THE COMPLEXITY BENEATH OUR FEET
BY STAN BLADE, P. Ag.
In 2019 the Faculty of Agricultural, Life and Environmental Sciences (ALES) will celebrate a century of teaching and research in the discipline of soil science. It is fitting that we will also celebrate the 90th anniversary of the faculty’s Breton Plots, which were established to identify ways to enhance the fertility of the province’s grey luvisols.
I am indebted to Henry Janzen for the impetus and much of the substance of this column. Janzen made a presentation to the Alberta Soil Science Workshop in 2000. Published as an essay in the Canadian Journal of Soil Science, it was entitled “Soil science on the Canadian Prairies – peering into the future from a century ago.” In it, he examined the writing of pioneering soil scientists who contributed to our understanding of the nature of soils. He also asked how can we ensure their enduring productivity.
Quoted in the essay is E.J. Russell, who served as director of Rothamstead Experimental Station. “How many farmers know anything about the remarkable structure of the soil they till, of its fascinating history, of the teeming population of living organisms that dwell in its dark recesses.” How much do any of us think about the remarkable complexity below our feet?
Soil science has evolved over centuries. German chemist Justus von Liebig popularized the law of the minimum, which states if only one essential plant nutrient is deficient, resulting plant growth will be poor even if other nutrients are abundant. This was followed by the work of other scientists, especially geologists, who saw soil as an inert entity. Its fertility, they suggested, could be calculated as a balance sheet comparing nutrients taken up by crops versus those added to the system in the form of manure, lime and inorganic fertilizers.

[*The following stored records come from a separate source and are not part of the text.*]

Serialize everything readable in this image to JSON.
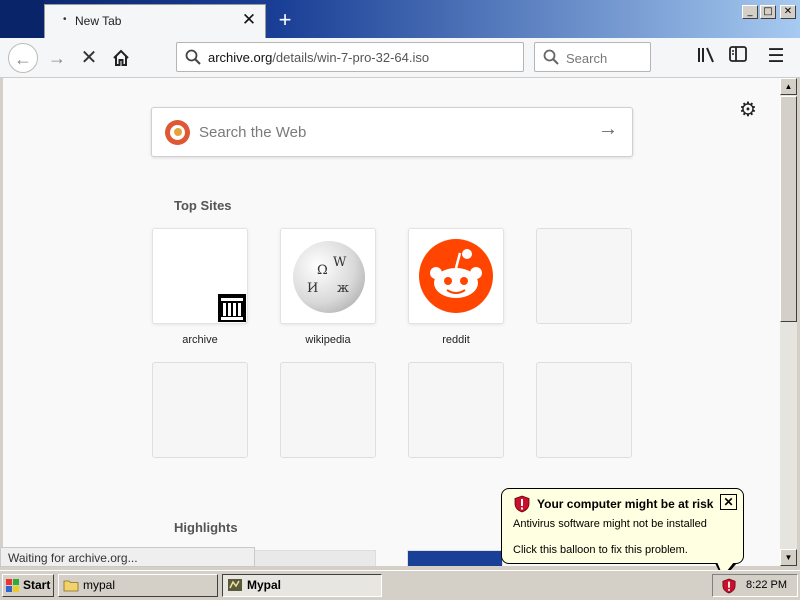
{
  "window": {
    "tab_title": "New Tab",
    "tab_close": "✕",
    "new_tab": "+",
    "minimize": "_",
    "maximize": "□",
    "close": "✕"
  },
  "toolbar": {
    "url_domain": "archive.org",
    "url_path": "/details/win-7-pro-32-64.iso",
    "search_placeholder": "Search"
  },
  "newtab": {
    "search_placeholder": "Search the Web",
    "top_sites_title": "Top Sites",
    "highlights_title": "Highlights",
    "top_sites": [
      {
        "label": "archive"
      },
      {
        "label": "wikipedia"
      },
      {
        "label": "reddit"
      },
      {
        "label": ""
      }
    ]
  },
  "status": {
    "text": "Waiting for archive.org..."
  },
  "taskbar": {
    "start_label": "Start",
    "items": [
      {
        "label": "mypal",
        "active": false
      },
      {
        "label": "Mypal",
        "active": true
      }
    ],
    "clock": "8:22 PM"
  },
  "balloon": {
    "title": "Your computer might be at risk",
    "line1": "Antivirus software might not be installed",
    "line2": "Click this balloon to fix this problem.",
    "close": "✕"
  },
  "colors": {
    "reddit": "#ff4500",
    "duckduckgo": "#de5833",
    "balloon_bg": "#ffffe1",
    "titlebar": "#0a246a"
  }
}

Scientists then considered soil to be a much more complex system and examined all aspects of its formation from parent material and microorganisms to climate, topography and establishment over time. One such scientist was Russian Vasily Dokuchaev, who established an elaborate set of concepts best termed “science of the soil” in the late 1800s. Thanks to Dokuchaev, a number of Russian terms entered the soil science literature. These include “chernozem,” meaning black soil, and “solonetz,” which describes our high-sodium soils that overlay a characteristic hardpan layer.
Soil science on the Canadian Prairies has come a long way since the Palliser expedition (1857-1860) described southern Alberta as an arid belt “unfit for human habitation.” University of Alberta soil scientist F.A. Wyatt was recruited from the University of Illinois in 1919. Delineating the province into zones of brown, black and grey-wooded soils, he produced the province’s first soil-climatic map. From 1922 through 1925, 74 million acres of land were mapped in southern Alberta. Decades of work by the National Soil Survey Committee (1945-1960) and the Canada Land Inventory followed, which initiated the first Canadian soil taxonomic system in 1955.
The biggest soil issue on the Prairies throughout the 20th century was the decline in soil organic matter. This decrease was due to continuous removal of nutrients by crops, invasive tillage and the practice of summerfallowing that led to the breakdown of organic matter and nitrogen loss. “In many fields nearly all the topsoil has blown away—the losses are mainly due to the lack of fibre that is essential to bind the grains of soil together,” observed Canadian agronomist and multiple World Wheat Championship winner Seager Wheeler (1868-1961). The lack of organic matter led to soil drifting and erosion events that compounded over decades.
This situation led to the testing and use of new crop rotations beyond wheat–fallow. Much later, farmers, machinery manufacturers, soil scientists and agronomists partnered to address the issue through the development and adoption of conservation tillage.
For a few years, following the amazing success in reducing tillage, enhanced fertility technologies and the creation of new weed control options, I believe those in the soil science field thought they had addressed its most compelling issues. But in the 21st century, we are finding new opportunities to improve soil health by understanding the complexity of microorganism populations. We now understand issues of topography such as waterlogging with the use of new imaging techniques. And we are developing the next set of real-time fertility recommendations based on yield mapping and in-field sensors.
Soil science still has a great deal to contribute to the practice of economically and environmentally sustainable agriculture.
Stan Blade, PhD, is dean of the Faculty of Agriculture, Life and Environmental Sciences at the University of Alberta.